30 October 2012 by Tom Chantry

Q. 74. What is adoption?
A. Adoption is an act of the free grace of God, in and for his only Son Jesus Christ, whereby all those that are justified are received into the number of his children, have his name put upon them, the Spirit of his Son given to them, are under his fatherly care and dispensations, admitted to all the liberties and privileges of the sons of God, made heirs of all the promises, and fellow-heirs with Christ in glory.

A number of years ago I heard a pastor relate a discussion with his youngest son - the only adopted child in the family. The boy accepted that he was a beloved member of the family, but he didn’t fully appreciate his adoption. In talking about wills and inheritances he said, “You mean split up between the others, right? Because I’m not really your son.” And the father assured him that no, he was a true son in every way, and that he would be remembered in the will.
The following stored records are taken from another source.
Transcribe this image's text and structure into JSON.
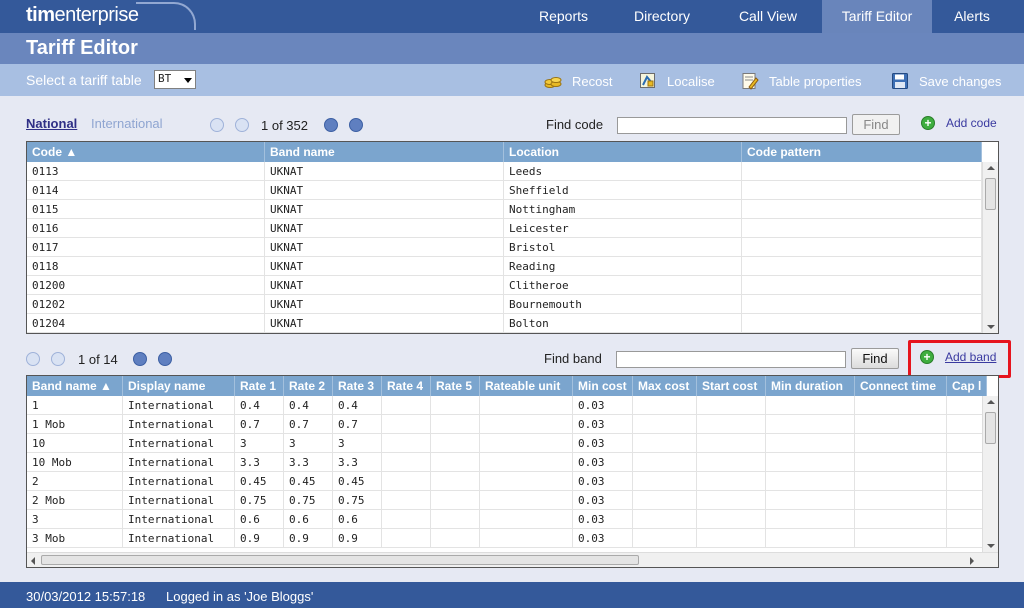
{
  "app": {
    "logo_bold": "tim",
    "logo_rest": "enterprise"
  },
  "nav": [
    {
      "label": "Reports",
      "active": false
    },
    {
      "label": "Directory",
      "active": false
    },
    {
      "label": "Call View",
      "active": false
    },
    {
      "label": "Tariff Editor",
      "active": true
    },
    {
      "label": "Alerts",
      "active": false
    }
  ],
  "page_title": "Tariff Editor",
  "toolbar": {
    "select_label": "Select a tariff table",
    "select_value": "BT",
    "actions": [
      {
        "label": "Recost",
        "icon": "coins-icon"
      },
      {
        "label": "Localise",
        "icon": "localise-icon"
      },
      {
        "label": "Table properties",
        "icon": "table-properties-icon"
      },
      {
        "label": "Save changes",
        "icon": "save-icon"
      }
    ]
  },
  "codes_section": {
    "tab_national": "National",
    "tab_international": "International",
    "pager_text": "1 of 352",
    "find_label": "Find code",
    "find_value": "",
    "find_button": "Find",
    "add_label": "Add code",
    "columns": [
      "Code ▲",
      "Band name",
      "Location",
      "Code pattern"
    ],
    "rows": [
      [
        "0113",
        "UKNAT",
        "Leeds",
        ""
      ],
      [
        "0114",
        "UKNAT",
        "Sheffield",
        ""
      ],
      [
        "0115",
        "UKNAT",
        "Nottingham",
        ""
      ],
      [
        "0116",
        "UKNAT",
        "Leicester",
        ""
      ],
      [
        "0117",
        "UKNAT",
        "Bristol",
        ""
      ],
      [
        "0118",
        "UKNAT",
        "Reading",
        ""
      ],
      [
        "01200",
        "UKNAT",
        "Clitheroe",
        ""
      ],
      [
        "01202",
        "UKNAT",
        "Bournemouth",
        ""
      ],
      [
        "01204",
        "UKNAT",
        "Bolton",
        ""
      ]
    ]
  },
  "bands_section": {
    "pager_text": "1 of 14",
    "find_label": "Find band",
    "find_value": "",
    "find_button": "Find",
    "add_label": "Add band",
    "columns": [
      "Band name ▲",
      "Display name",
      "Rate 1",
      "Rate 2",
      "Rate 3",
      "Rate 4",
      "Rate 5",
      "Rateable unit",
      "Min cost",
      "Max cost",
      "Start cost",
      "Min duration",
      "Connect time",
      "Cap l"
    ],
    "rows": [
      [
        "1",
        "International",
        "0.4",
        "0.4",
        "0.4",
        "",
        "",
        "",
        "0.03",
        "",
        "",
        "",
        "",
        ""
      ],
      [
        "1 Mob",
        "International",
        "0.7",
        "0.7",
        "0.7",
        "",
        "",
        "",
        "0.03",
        "",
        "",
        "",
        "",
        ""
      ],
      [
        "10",
        "International",
        "3",
        "3",
        "3",
        "",
        "",
        "",
        "0.03",
        "",
        "",
        "",
        "",
        ""
      ],
      [
        "10 Mob",
        "International",
        "3.3",
        "3.3",
        "3.3",
        "",
        "",
        "",
        "0.03",
        "",
        "",
        "",
        "",
        ""
      ],
      [
        "2",
        "International",
        "0.45",
        "0.45",
        "0.45",
        "",
        "",
        "",
        "0.03",
        "",
        "",
        "",
        "",
        ""
      ],
      [
        "2 Mob",
        "International",
        "0.75",
        "0.75",
        "0.75",
        "",
        "",
        "",
        "0.03",
        "",
        "",
        "",
        "",
        ""
      ],
      [
        "3",
        "International",
        "0.6",
        "0.6",
        "0.6",
        "",
        "",
        "",
        "0.03",
        "",
        "",
        "",
        "",
        ""
      ],
      [
        "3 Mob",
        "International",
        "0.9",
        "0.9",
        "0.9",
        "",
        "",
        "",
        "0.03",
        "",
        "",
        "",
        "",
        ""
      ]
    ]
  },
  "footer": {
    "datetime": "30/03/2012 15:57:18",
    "login_text": "Logged in as 'Joe Bloggs'"
  },
  "colors": {
    "nav_bg": "#34599a",
    "title_bg": "#6a86bd",
    "toolbar_bg": "#a8bfe2",
    "grid_header": "#7ba5ce",
    "highlight": "#e6141e"
  }
}
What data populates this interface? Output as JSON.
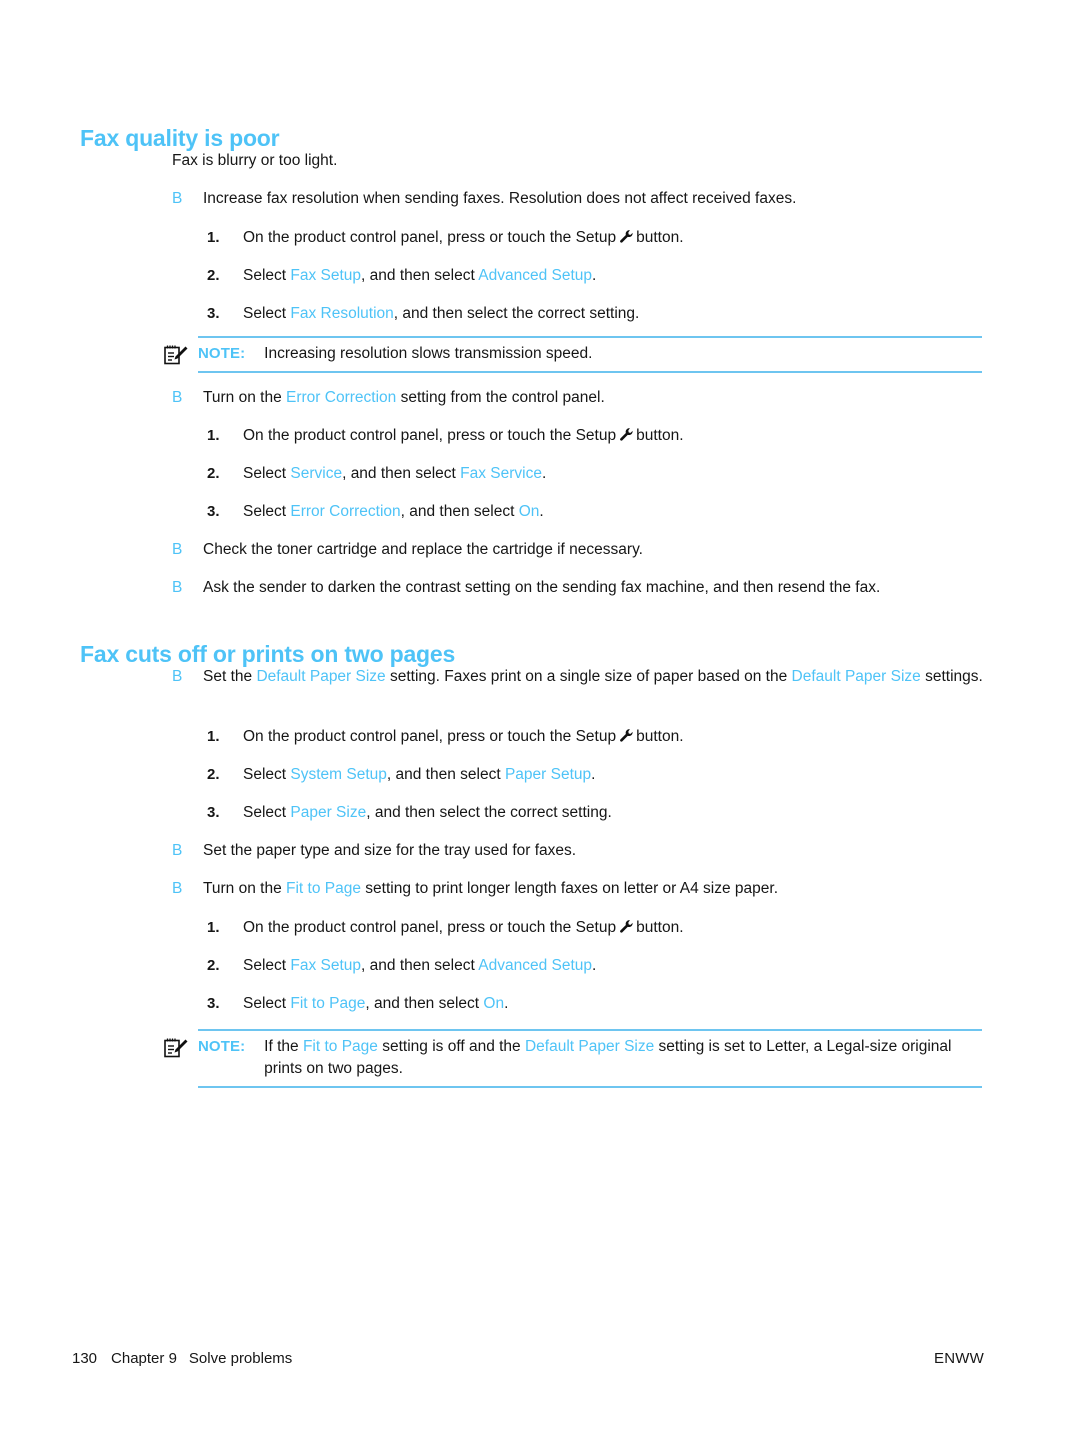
{
  "document": {
    "page_number": "130",
    "chapter": "Chapter 9",
    "chapter_title": "Solve problems",
    "language_code": "ENWW"
  },
  "colors": {
    "accent_cyan": "#4ec3f7",
    "rule_cyan": "#6ec5f0",
    "body_text": "#161616"
  },
  "icons": {
    "setup_wrench": "wrench-icon",
    "note": "note-pad-pencil-icon"
  },
  "sections": [
    {
      "heading": "Fax quality is poor",
      "intro": "Fax is blurry or too light.",
      "bullet_marker": "B"
    },
    {
      "heading": "Fax cuts off or prints on two pages",
      "bullet_marker": "B"
    }
  ],
  "s1": {
    "heading": "Fax quality is poor",
    "intro": "Fax is blurry or too light.",
    "b1": {
      "marker": "B",
      "text": "Increase fax resolution when sending faxes. Resolution does not affect received faxes.",
      "steps": [
        {
          "num": "1.",
          "pre": "On the product control panel, press or touch the Setup",
          "post": "button."
        },
        {
          "num": "2.",
          "pre": "Select ",
          "link1": "Fax Setup",
          "mid": ", and then select ",
          "link2": "Advanced Setup",
          "post": "."
        },
        {
          "num": "3.",
          "pre": "Select ",
          "link1": "Fax Resolution",
          "mid": ", and then select the correct setting.",
          "link2": "",
          "post": ""
        }
      ]
    },
    "note1": {
      "label": "NOTE:",
      "text": "Increasing resolution slows transmission speed."
    },
    "b2": {
      "marker": "B",
      "pre": "Turn on the ",
      "link": "Error Correction",
      "post": " setting from the control panel.",
      "steps": [
        {
          "num": "1.",
          "pre": "On the product control panel, press or touch the Setup",
          "post": "button."
        },
        {
          "num": "2.",
          "pre": "Select ",
          "link1": "Service",
          "mid": ", and then select ",
          "link2": "Fax Service",
          "post": "."
        },
        {
          "num": "3.",
          "pre": "Select ",
          "link1": "Error Correction",
          "mid": ", and then select ",
          "link2": "On",
          "post": "."
        }
      ]
    },
    "b3": {
      "marker": "B",
      "text": "Check the toner cartridge and replace the cartridge if necessary."
    },
    "b4": {
      "marker": "B",
      "text": "Ask the sender to darken the contrast setting on the sending fax machine, and then resend the fax."
    }
  },
  "s2": {
    "heading": "Fax cuts off or prints on two pages",
    "b1": {
      "marker": "B",
      "pre": "Set the ",
      "link1": "Default Paper Size",
      "mid": " setting. Faxes print on a single size of paper based on the ",
      "link2": "Default Paper Size",
      "post": " settings.",
      "steps": [
        {
          "num": "1.",
          "pre": "On the product control panel, press or touch the Setup",
          "post": "button."
        },
        {
          "num": "2.",
          "pre": "Select ",
          "link1": "System Setup",
          "mid": ", and then select ",
          "link2": "Paper Setup",
          "post": "."
        },
        {
          "num": "3.",
          "pre": "Select ",
          "link1": "Paper Size",
          "mid": ", and then select the correct setting.",
          "link2": "",
          "post": ""
        }
      ]
    },
    "b2": {
      "marker": "B",
      "text": "Set the paper type and size for the tray used for faxes."
    },
    "b3": {
      "marker": "B",
      "pre": "Turn on the ",
      "link": "Fit to Page",
      "post": " setting to print longer length faxes on letter or A4 size paper.",
      "steps": [
        {
          "num": "1.",
          "pre": "On the product control panel, press or touch the Setup",
          "post": "button."
        },
        {
          "num": "2.",
          "pre": "Select ",
          "link1": "Fax Setup",
          "mid": ", and then select ",
          "link2": "Advanced Setup",
          "post": "."
        },
        {
          "num": "3.",
          "pre": "Select ",
          "link1": "Fit to Page",
          "mid": ", and then select ",
          "link2": "On",
          "post": "."
        }
      ]
    },
    "note1": {
      "label": "NOTE:",
      "pre": "If the ",
      "link1": "Fit to Page",
      "mid": " setting is off and the ",
      "link2": "Default Paper Size",
      "post": " setting is set to Letter, a Legal-size original prints on two pages."
    }
  }
}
We all chuckled, because it seemed so obvious to us, and then we awed (I don’t mean we were in awe, but rather we said “aw”), because the father’s answer was so sweet, but years later I sometimes think I still haven’t understood the point.

I can accept that I’ve been received into the number of God’s children. I know the Spirit has been given to me. I will testify that God’s care for me is very fatherly. I tend not to remember the promises as often as I should, but I believe they are mine. What continues to throw me about adoption is just one phrase out of Romans 8:16-17 - “The Spirit himself bears witness with our spirit that we are children of God, and if children, then heirs—heirs of God and fellow heirs with Christ…”

Surely not! Like the prodigal, I would be content to be one of the hangers-on in heaven, and like a prodigal who still can’t grasp the implications of the fatted calf, that’s pretty much what I expect.

But somehow, without making us the equal of Christ, adoption has made us His “fellow-heirs.” The disciples acted like fools when they argued about who could stand at Jesus’ right hand, but God, through adoption, confers exactly that! We are not the other, unnatural children who can hope at best for a small stipend in the will. No, we are co-heirs of the Kingdom. I’m sure it is one of the most mind-boggling phrases in all of Scripture, could we only understand what it means.